Patrick Walsh, sent a threatening letter to Prairie State Wire.
A lawyer for House Minority Leader Jim Durkin (R-Western Springs) has threatened Local Government Information Services, which owns this publication, via two cease-and-desist letters after reporters asked questions about the legislator.
Professor Jane E. Kirtley, the Silha professor of media ethics and law at the School of Journalism and Mass Communication at the University of Minnesota, said such tactics are not uncommon and are aimed at suppressing unwanted media attention.
"I am very troubled when public officials – who know that they would have to prove 'actual malice' (knowledge of falsity or reckless disregard for the truth) to prevail – attempt to dissuade journalists from following legitimate news stories by threatening them with libel suits," Kirtley said. "It's a technique used to intimidate and as a form of damage control."
House Minority Leader Jim Durkin (R-Western Springs)
While Kirtley said it is possible to defame a party by merely asking a question, the burden of proof is very high and in such cases cease-and-desist letters are almost always scare tactics meant to intimidate reporters into halting inquiries.
"It is virtually impossible in the U.S. to get an injunction against a libelous publication," Kirtley said. "It is not at all unusual for potential plaintiffs to ask their lawyers to send threatening letters to discourage journalists from pursuing a story."
DuPage County-based trial attorney Patrick Walsh sent the first of the two cease-and-desist letters after Prairie State Wire reached out to legislators regarding rumors that Durkin pursued a capital bill as part of a fundraising strategy.
A freelance reporter for Prairie State Wire sent emails to several state legislators asking them a series of questions regarding Durkin’s leadership, including the following question:
“What do you make of the accusation that Durkin tried to trade political clout for campaign funding?”
The inquiry was prompted due to previously unreported, anonymous rumors in the state Capitol that Durkin may have attempted to trade influence over a capital projects funding bill for campaign funds.
On the morning of Nov. 9, Walsh sent a letter threatening Prairie State Wire with a defamation lawsuit regarding the publication of any stories related to the rumor that Durkin had engaged in influence peddling.
The letter Walsh sent read:
"Please let this letter confirm that I represent James Durkin in connection with your story 'about the capital bill House Minority Leader Jim Durkin was promising in exchange for campaign cash.' The 'line' is absolutely untrue and a lie. You do not have a good faith basis to believe any such allegation is truthful. As such, you personally and your employer(s) can be held liable for publication of the underlying defamatory allegation(s). You are hereby notified to cease and desist from publishing false and per se defamatory 'stories' about Mr. Durkin. Thank you.”
The second cease-and-desist letter was sent on Nov. 30 after a West Cook News freelance reporter asked Durkin's communications staff to respond to allegations that Durkin had tried to set up a meeting between the owner of a proposed Cook County adult night club and the mayor of Broadview.

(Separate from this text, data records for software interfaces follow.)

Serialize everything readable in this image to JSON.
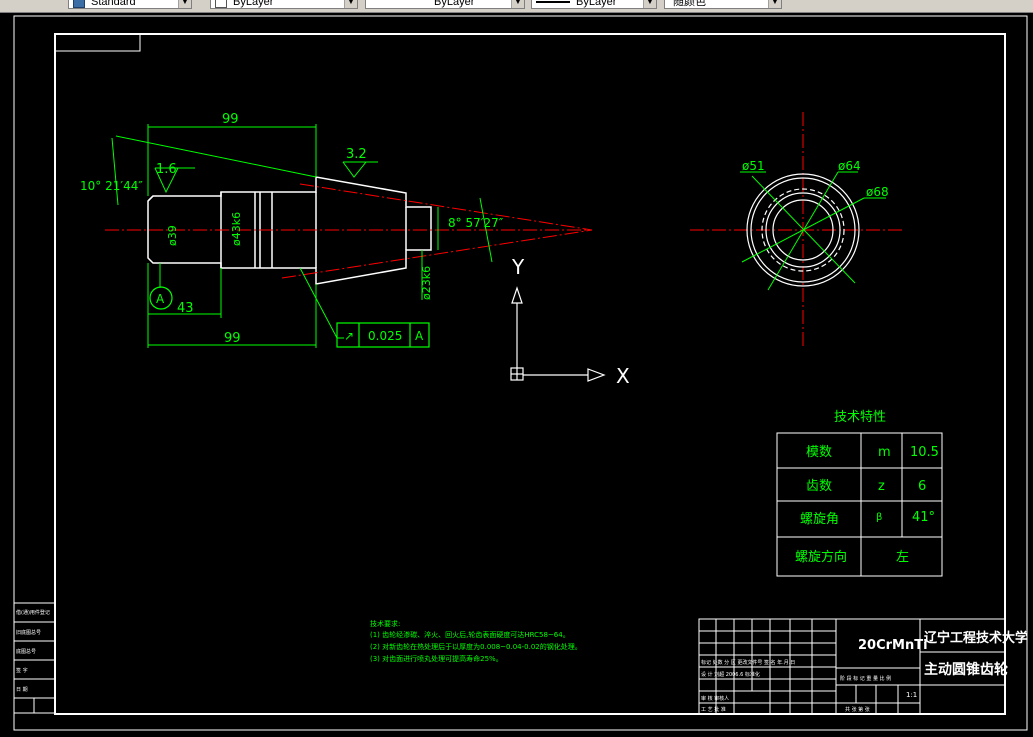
{
  "toolbar": {
    "style_value": "Standard",
    "layer_value": "ByLayer",
    "linetype_value": "ByLayer",
    "lineweight_value": "ByLayer",
    "color_value": "随颜色"
  },
  "drawing": {
    "dims": {
      "top_len": "99",
      "bottom_len": "99",
      "seg_len": "43",
      "taper_angle": "10° 21′44″",
      "cone_angle": "8° 57′27″",
      "rough_1": "1.6",
      "rough_2": "3.2",
      "dia_39": "ø39",
      "dia_43": "ø43k6",
      "dia_23": "ø23k6",
      "datum": "A",
      "tol_sym": "↗",
      "tol_val": "0.025",
      "tol_ref": "A"
    },
    "circle_dims": {
      "d1": "ø51",
      "d2": "ø64",
      "d3": "ø68"
    },
    "ucs": {
      "y": "Y",
      "x": "X"
    },
    "spec_table": {
      "title": "技术特性",
      "rows": [
        {
          "name": "模数",
          "sym": "m",
          "val": "10.5"
        },
        {
          "name": "齿数",
          "sym": "z",
          "val": "6"
        },
        {
          "name": "螺旋角",
          "sym": "β",
          "val": "41°"
        },
        {
          "name": "螺旋方向",
          "sym": "",
          "val": "左"
        }
      ]
    },
    "notes": {
      "title": "技术要求:",
      "lines": [
        "(1) 齿轮经渗碳、淬火、回火后,轮齿表面硬度可达HRC58~64。",
        "(2) 对新齿轮在热处理后于以厚度为0.008~0.04-0.02的钢化处理。",
        "(3) 对齿面进行喷丸处理可提高寿命25%。"
      ]
    },
    "title_block": {
      "material": "20CrMnTi",
      "school": "辽宁工程技术大学",
      "part_name": "主动圆锥齿轮",
      "scale": "1:1",
      "date": "2006.6",
      "col_labels": "标记 处数 分 区 更改文件号 签 名 年.月.日",
      "design_row": "设 计  刘超  2006.6  标准化",
      "stage_labels": "阶 段 标 记    重 量  比 例",
      "review_row": "审 核  审核人",
      "craft_row": "工 艺        批 准",
      "sheet_row": "共 张  第 张"
    },
    "side_block": [
      "借(通)用件登记",
      "旧底图总号",
      "底图总号",
      "签 字",
      "日 期"
    ]
  }
}
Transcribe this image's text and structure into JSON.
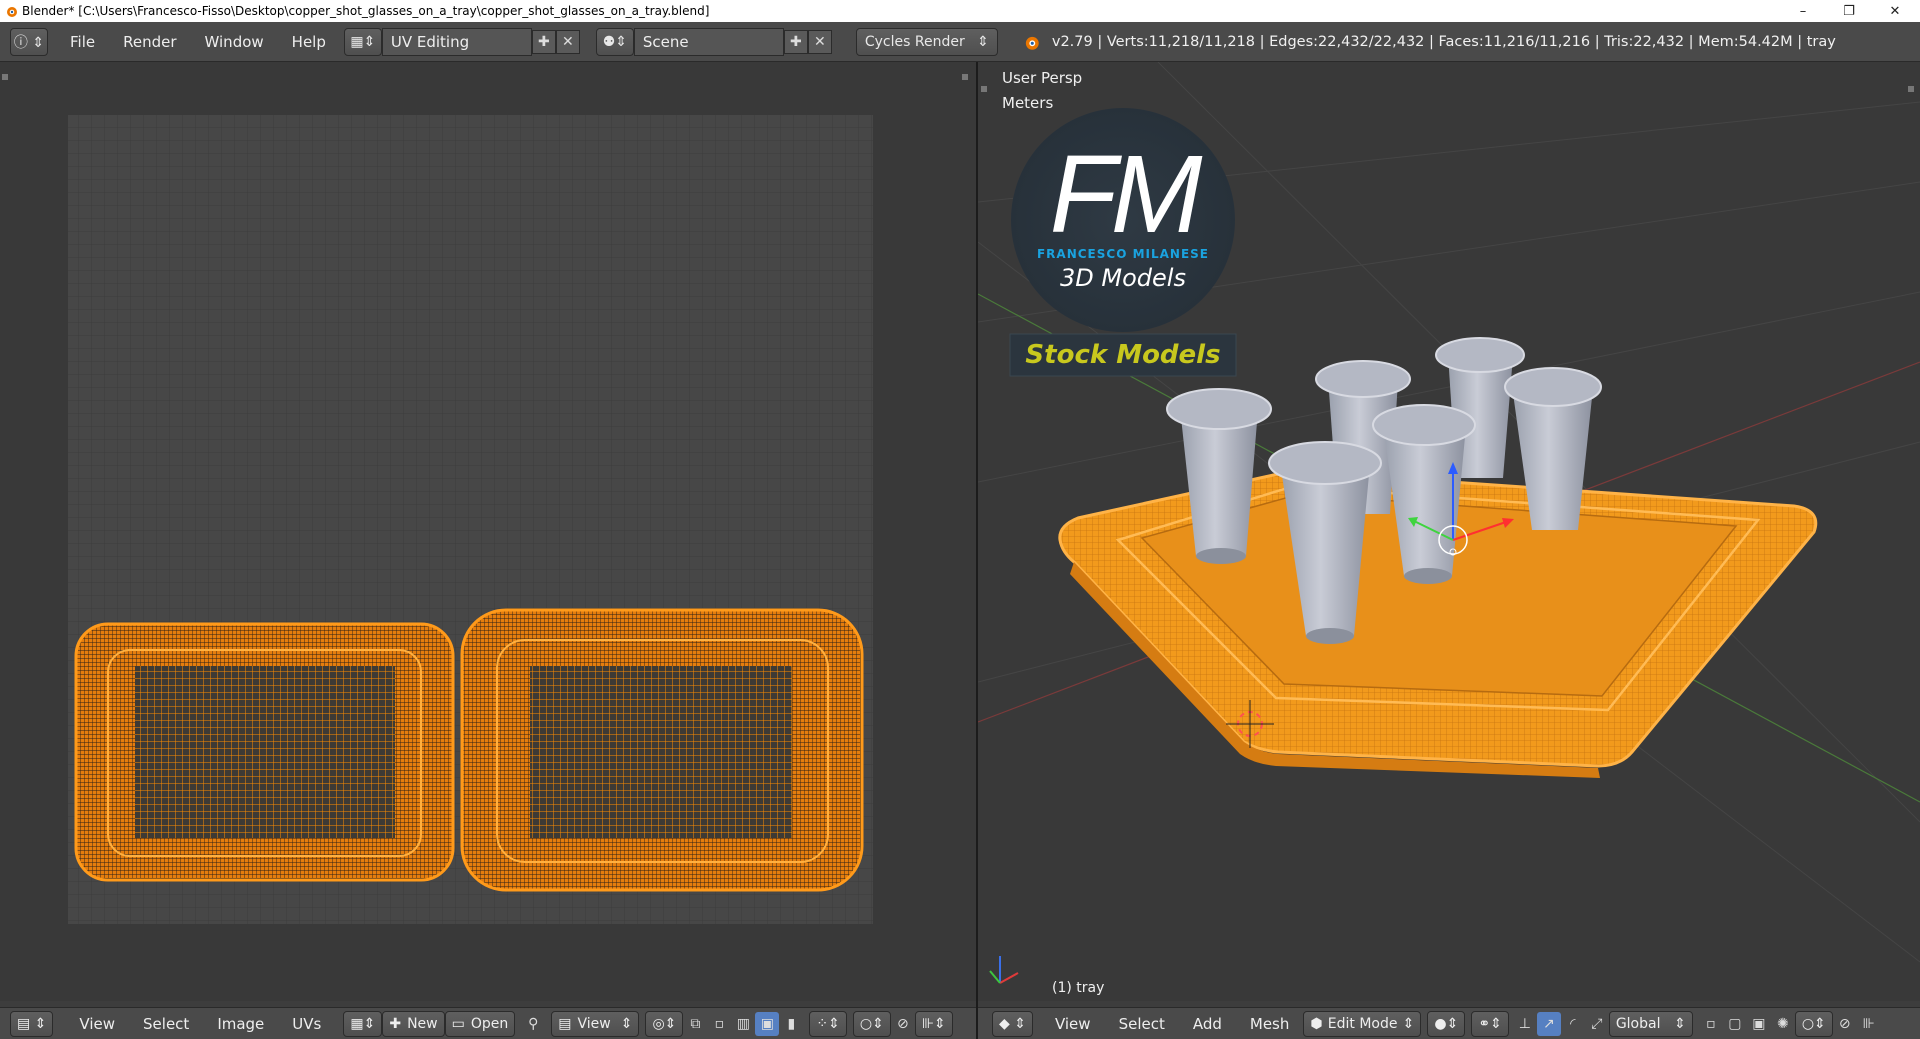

The text of the email read:
"Putting together a story for West Cook News re Jim Durkin's ties to David Donahue who tried to get an adult night club located in an old industrial area in Broadview Village. Donahue, according to Chicago Tribune story, has mob ties. He also has past ties with Madigan. In deposition from 2013 former mayor of Broadview said that Durkin tried to set up meeting between the mayor and Donahue. Durkin also tried to quash a subpoena in a case where developers of proposed night club, Chicago Joe's Tea Room, sued Village of Broadview. Was Durkin working for Donahue? Any other comments?"
In response Walsh penned a cease-and-desist letter threatening the reporter and LGIS should stories on the topic be published. An excerpt from that letter read:
"Please let this letter confirm that I represent James Durkin in connection with your story 'about Representative Durkin and David Donahue and mob ties.' Representative Durkin did not and does not represent Mr. Donahue. Further, Representative Durkin does not have 'mob ties.' You have no factual or good faith basis to run any story starting or implying wrongdoing or 'mob ties' relating to Representative Durkin."
Walsh also added:
"You are hereby put on notice that you personally and your principals can be held liable for publication of the underlying defamatory allegation(s). You are notified to cease and desist from publishing false and defamatory 'stories,' directly or through innuendo, about Representative Durkin.
Durkin, who has a combined 20 years in the House, has come under withering criticism over the past year in his role as the House’s top Republican.
Burr Ridge Mayor Mickey Straub is challenging Durkin is in the upcoming Republican primary for the 82nd House District.